Director Lee Sunday Evans, artistic director of Waterwell, who has helmed some truly terrific productions (Oratorio for Living Things, Dance Nation), makes some choices here that kept the story at a greater distance for me than it could have been. Most notably this is the mounting of this one-person play at the relatively huge stage of the Connelly Theater, using a set design of St. Agnes that doesn’t add much and tends to swallow up the actress. Issaq portrays almost a dozen characters, most winningly her five-year-old nephew Samm, but she’s not especially gifted in mimicry, and it could have been made clearer who is speaking when.

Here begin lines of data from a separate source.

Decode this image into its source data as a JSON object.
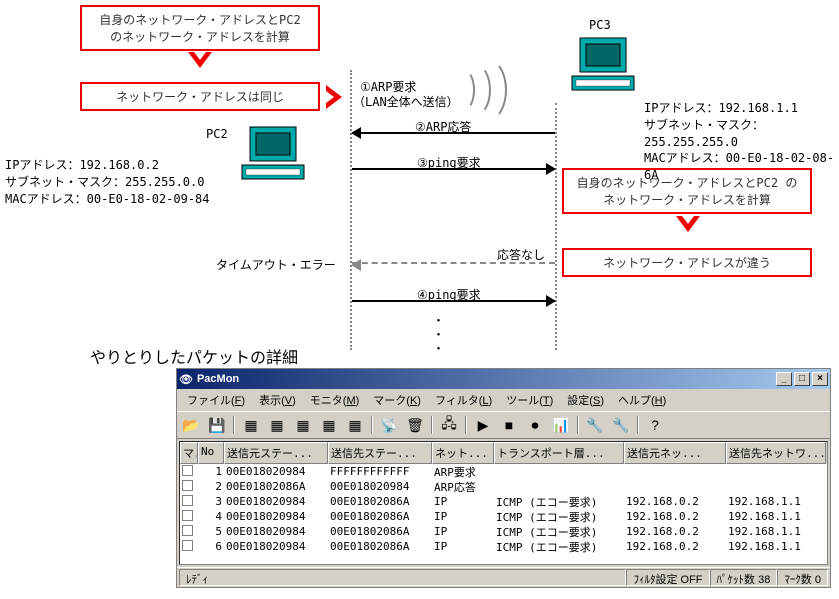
{
  "diagram": {
    "box1": "自身のネットワーク・アドレスとPC2\nのネットワーク・アドレスを計算",
    "box2": "ネットワーク・アドレスは同じ",
    "box3": "自身のネットワーク・アドレスとPC2\nのネットワーク・アドレスを計算",
    "box4": "ネットワーク・アドレスが違う",
    "pc2_label": "PC2",
    "pc3_label": "PC3",
    "pc2_info": {
      "ip_label": "IPアドレス：192.168.0.2",
      "mask_label": "サブネット・マスク：255.255.0.0",
      "mac_label": "MACアドレス：00-E0-18-02-09-84"
    },
    "pc3_info": {
      "ip_label": "IPアドレス：192.168.1.1",
      "mask_label": "サブネット・マスク：255.255.255.0",
      "mac_label": "MACアドレス：00-E0-18-02-08-6A"
    },
    "arrow_arp_req1": "①ARP要求",
    "arrow_arp_req2": "（LAN全体へ送信）",
    "arrow_arp_res": "②ARP応答",
    "arrow_ping_req": "③ping要求",
    "arrow_no_res": "応答なし",
    "arrow_timeout": "タイムアウト・エラー",
    "arrow_ping_req2": "④ping要求",
    "dots": "・・・",
    "section_title": "やりとりしたパケットの詳細"
  },
  "pacmon": {
    "title": "PacMon",
    "menus": [
      {
        "label": "ファイル",
        "key": "F"
      },
      {
        "label": "表示",
        "key": "V"
      },
      {
        "label": "モニタ",
        "key": "M"
      },
      {
        "label": "マーク",
        "key": "K"
      },
      {
        "label": "フィルタ",
        "key": "L"
      },
      {
        "label": "ツール",
        "key": "T"
      },
      {
        "label": "設定",
        "key": "S"
      },
      {
        "label": "ヘルプ",
        "key": "H"
      }
    ],
    "toolbar_icons": [
      "file-open-icon",
      "save-icon",
      "grid1-icon",
      "grid2-icon",
      "grid3-icon",
      "grid4-icon",
      "grid5-icon",
      "antenna-icon",
      "filter-icon",
      "nic-icon",
      "play-icon",
      "stop-icon",
      "record-icon",
      "bars-icon",
      "tool1-icon",
      "tool2-icon",
      "help-icon"
    ],
    "columns": [
      "マ.",
      "No",
      "送信元ステー...",
      "送信先ステー...",
      "ネット...",
      "トランスポート層...",
      "送信元ネッ...",
      "送信先ネットワ..."
    ],
    "rows": [
      {
        "no": "1",
        "src": "00E018020984",
        "dst": "FFFFFFFFFFFF",
        "net": "ARP要求",
        "tr": "",
        "sip": "",
        "dip": ""
      },
      {
        "no": "2",
        "src": "00E01802086A",
        "dst": "00E018020984",
        "net": "ARP応答",
        "tr": "",
        "sip": "",
        "dip": ""
      },
      {
        "no": "3",
        "src": "00E018020984",
        "dst": "00E01802086A",
        "net": "IP",
        "tr": "ICMP (エコー要求)",
        "sip": "192.168.0.2",
        "dip": "192.168.1.1"
      },
      {
        "no": "4",
        "src": "00E018020984",
        "dst": "00E01802086A",
        "net": "IP",
        "tr": "ICMP (エコー要求)",
        "sip": "192.168.0.2",
        "dip": "192.168.1.1"
      },
      {
        "no": "5",
        "src": "00E018020984",
        "dst": "00E01802086A",
        "net": "IP",
        "tr": "ICMP (エコー要求)",
        "sip": "192.168.0.2",
        "dip": "192.168.1.1"
      },
      {
        "no": "6",
        "src": "00E018020984",
        "dst": "00E01802086A",
        "net": "IP",
        "tr": "ICMP (エコー要求)",
        "sip": "192.168.0.2",
        "dip": "192.168.1.1"
      }
    ],
    "status": {
      "ready": "ﾚﾃﾞｨ",
      "filter": "ﾌｨﾙﾀ設定 OFF",
      "packets": "ﾊﾟｹｯﾄ数 38",
      "marks": "ﾏｰｸ数 0"
    }
  }
}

I do wish that the woman at the heart of “A Good Day To Me Not To You” had been given a name. Lameece Issaq, the former artistic director of Noor Theater who is best-known for her acclaimed 2012 play Food and Fadwa, gives such a palpable presence to her character that some may mistakenly assume the play is autobiographical. Issaq certainly lends the woman pieces of herself: She too once lived in St. Agnes, she too has a nephew. And she too – like most New Yorkers – routinely runs into deranged Dorothy types, like the one who told her “You have a spiritual infection in your intestines…and your vagina” – a line she repeats in the play.
A Good Day To Me Not To You
Waterwell at Connelly Theater through December 16
Running time: 75 minutes, no intermission
$15-$95 (sliding scale ticket initiative)
Written and performed by Lameece Issaq
Directed by Lee Sunday Evans
Set design by Peiyi Wong, llghting design by Mextly Couzin, costume design by Jian Jung, composer and sound designer Avi Amon
Photos by Maria Baranova